From the listing below, return every line with the string "Build" in it.

* DATA TO PROCESS
◆ ◆ ◆ ◆
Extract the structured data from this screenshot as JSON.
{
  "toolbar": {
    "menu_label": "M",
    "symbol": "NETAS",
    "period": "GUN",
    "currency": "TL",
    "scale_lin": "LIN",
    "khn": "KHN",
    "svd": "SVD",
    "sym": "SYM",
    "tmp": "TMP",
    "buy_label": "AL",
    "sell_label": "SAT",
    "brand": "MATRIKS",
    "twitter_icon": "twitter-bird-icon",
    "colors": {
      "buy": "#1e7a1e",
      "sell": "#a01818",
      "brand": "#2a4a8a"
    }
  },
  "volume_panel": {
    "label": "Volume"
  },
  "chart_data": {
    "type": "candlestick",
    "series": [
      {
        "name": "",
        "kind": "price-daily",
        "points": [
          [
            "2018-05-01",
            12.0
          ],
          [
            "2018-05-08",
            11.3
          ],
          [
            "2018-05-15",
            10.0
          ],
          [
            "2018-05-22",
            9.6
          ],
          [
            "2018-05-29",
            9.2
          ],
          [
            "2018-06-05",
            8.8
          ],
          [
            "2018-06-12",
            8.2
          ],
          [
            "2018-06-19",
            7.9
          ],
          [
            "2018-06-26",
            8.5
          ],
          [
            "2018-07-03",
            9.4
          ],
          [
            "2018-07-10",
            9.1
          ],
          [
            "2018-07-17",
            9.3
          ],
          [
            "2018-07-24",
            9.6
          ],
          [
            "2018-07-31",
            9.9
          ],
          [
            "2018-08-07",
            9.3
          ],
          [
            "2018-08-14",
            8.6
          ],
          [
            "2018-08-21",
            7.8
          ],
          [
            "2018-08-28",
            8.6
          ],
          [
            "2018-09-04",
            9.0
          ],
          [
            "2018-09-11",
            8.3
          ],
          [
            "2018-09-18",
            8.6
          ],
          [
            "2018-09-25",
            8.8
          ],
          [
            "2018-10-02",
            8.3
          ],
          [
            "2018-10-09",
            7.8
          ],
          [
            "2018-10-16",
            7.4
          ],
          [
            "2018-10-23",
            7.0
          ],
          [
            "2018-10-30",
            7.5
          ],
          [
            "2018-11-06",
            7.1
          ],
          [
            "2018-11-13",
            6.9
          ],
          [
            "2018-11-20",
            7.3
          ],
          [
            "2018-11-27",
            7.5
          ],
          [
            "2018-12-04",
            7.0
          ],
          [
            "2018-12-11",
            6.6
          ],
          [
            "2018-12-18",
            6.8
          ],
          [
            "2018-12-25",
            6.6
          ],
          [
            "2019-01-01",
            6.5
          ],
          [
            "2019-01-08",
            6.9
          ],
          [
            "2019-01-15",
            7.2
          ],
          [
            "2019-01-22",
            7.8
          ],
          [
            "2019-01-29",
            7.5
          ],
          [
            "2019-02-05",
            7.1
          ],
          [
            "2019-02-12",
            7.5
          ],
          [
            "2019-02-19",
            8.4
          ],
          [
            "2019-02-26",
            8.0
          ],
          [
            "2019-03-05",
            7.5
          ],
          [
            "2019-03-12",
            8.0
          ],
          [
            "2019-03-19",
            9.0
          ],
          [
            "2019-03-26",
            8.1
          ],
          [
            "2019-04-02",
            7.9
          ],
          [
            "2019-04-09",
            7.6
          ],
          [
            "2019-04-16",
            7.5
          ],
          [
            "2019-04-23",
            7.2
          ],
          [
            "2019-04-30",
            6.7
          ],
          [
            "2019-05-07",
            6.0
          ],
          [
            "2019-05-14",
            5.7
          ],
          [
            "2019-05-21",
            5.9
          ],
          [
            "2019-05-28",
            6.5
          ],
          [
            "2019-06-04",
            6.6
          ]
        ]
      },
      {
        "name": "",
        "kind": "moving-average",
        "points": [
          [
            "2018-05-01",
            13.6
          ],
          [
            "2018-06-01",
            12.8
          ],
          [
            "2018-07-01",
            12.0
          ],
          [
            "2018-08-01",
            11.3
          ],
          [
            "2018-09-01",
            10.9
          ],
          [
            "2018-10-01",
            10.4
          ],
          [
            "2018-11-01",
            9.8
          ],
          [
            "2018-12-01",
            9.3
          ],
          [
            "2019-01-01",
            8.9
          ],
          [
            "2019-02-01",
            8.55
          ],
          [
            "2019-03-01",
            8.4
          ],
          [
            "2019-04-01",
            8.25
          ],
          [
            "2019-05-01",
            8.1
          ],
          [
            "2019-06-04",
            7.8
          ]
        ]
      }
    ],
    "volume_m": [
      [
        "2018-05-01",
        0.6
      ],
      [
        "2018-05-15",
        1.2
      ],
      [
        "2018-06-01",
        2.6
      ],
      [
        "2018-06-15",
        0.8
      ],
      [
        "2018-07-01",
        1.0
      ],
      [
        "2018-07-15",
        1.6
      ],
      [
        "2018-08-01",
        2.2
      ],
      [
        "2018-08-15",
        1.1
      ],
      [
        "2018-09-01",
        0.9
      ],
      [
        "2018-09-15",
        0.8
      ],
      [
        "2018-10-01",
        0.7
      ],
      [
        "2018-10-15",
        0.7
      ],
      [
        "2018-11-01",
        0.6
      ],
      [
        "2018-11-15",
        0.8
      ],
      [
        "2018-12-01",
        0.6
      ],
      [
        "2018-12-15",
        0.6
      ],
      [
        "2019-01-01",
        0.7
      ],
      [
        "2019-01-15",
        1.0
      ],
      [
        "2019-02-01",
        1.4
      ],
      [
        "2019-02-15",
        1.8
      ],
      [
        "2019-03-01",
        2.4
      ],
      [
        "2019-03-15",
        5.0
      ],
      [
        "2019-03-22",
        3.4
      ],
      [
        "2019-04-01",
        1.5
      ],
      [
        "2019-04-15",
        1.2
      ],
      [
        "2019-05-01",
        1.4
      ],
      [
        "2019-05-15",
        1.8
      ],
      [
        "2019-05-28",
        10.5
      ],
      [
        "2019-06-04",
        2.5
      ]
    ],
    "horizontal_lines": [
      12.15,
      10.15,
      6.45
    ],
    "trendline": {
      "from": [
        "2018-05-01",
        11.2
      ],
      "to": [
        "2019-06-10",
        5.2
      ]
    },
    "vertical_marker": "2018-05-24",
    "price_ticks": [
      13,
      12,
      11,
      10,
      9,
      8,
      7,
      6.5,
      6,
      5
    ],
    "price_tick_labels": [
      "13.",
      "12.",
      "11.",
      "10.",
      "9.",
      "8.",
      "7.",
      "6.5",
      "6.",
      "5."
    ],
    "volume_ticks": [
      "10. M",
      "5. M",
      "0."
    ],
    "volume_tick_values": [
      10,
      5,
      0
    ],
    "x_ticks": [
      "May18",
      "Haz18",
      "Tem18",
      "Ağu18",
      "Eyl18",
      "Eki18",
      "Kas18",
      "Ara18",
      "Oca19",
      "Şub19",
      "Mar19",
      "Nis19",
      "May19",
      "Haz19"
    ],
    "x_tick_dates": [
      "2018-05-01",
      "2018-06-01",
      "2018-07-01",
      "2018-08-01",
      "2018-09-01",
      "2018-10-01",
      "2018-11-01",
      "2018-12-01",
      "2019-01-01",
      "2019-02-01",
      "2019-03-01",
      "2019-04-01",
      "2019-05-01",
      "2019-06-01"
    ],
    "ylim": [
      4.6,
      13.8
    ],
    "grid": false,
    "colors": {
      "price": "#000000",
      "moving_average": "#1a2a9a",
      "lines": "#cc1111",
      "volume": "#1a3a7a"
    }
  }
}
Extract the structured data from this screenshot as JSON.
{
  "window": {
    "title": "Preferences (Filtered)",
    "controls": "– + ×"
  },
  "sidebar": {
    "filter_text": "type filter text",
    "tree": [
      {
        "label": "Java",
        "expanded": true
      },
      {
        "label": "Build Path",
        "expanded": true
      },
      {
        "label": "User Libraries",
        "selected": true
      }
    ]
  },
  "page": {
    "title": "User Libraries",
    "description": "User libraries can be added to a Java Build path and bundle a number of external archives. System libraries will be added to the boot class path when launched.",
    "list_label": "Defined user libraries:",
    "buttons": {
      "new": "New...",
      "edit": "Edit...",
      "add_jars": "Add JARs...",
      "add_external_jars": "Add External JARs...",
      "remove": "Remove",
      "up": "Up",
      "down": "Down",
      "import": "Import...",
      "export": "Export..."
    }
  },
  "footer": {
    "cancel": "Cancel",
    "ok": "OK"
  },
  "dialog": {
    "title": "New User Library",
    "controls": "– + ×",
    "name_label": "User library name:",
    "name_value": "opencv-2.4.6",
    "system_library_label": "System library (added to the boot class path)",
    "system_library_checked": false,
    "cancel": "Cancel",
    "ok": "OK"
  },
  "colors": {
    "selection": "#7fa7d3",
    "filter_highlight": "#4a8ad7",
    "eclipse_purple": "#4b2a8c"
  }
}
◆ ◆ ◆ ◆
* OUTPUT OF THE TASK
        "label": "Build Path",
    "description": "User libraries can be added to a Java Build path and bundle a number of external archives. System libraries will be added to the boot class path when launched.",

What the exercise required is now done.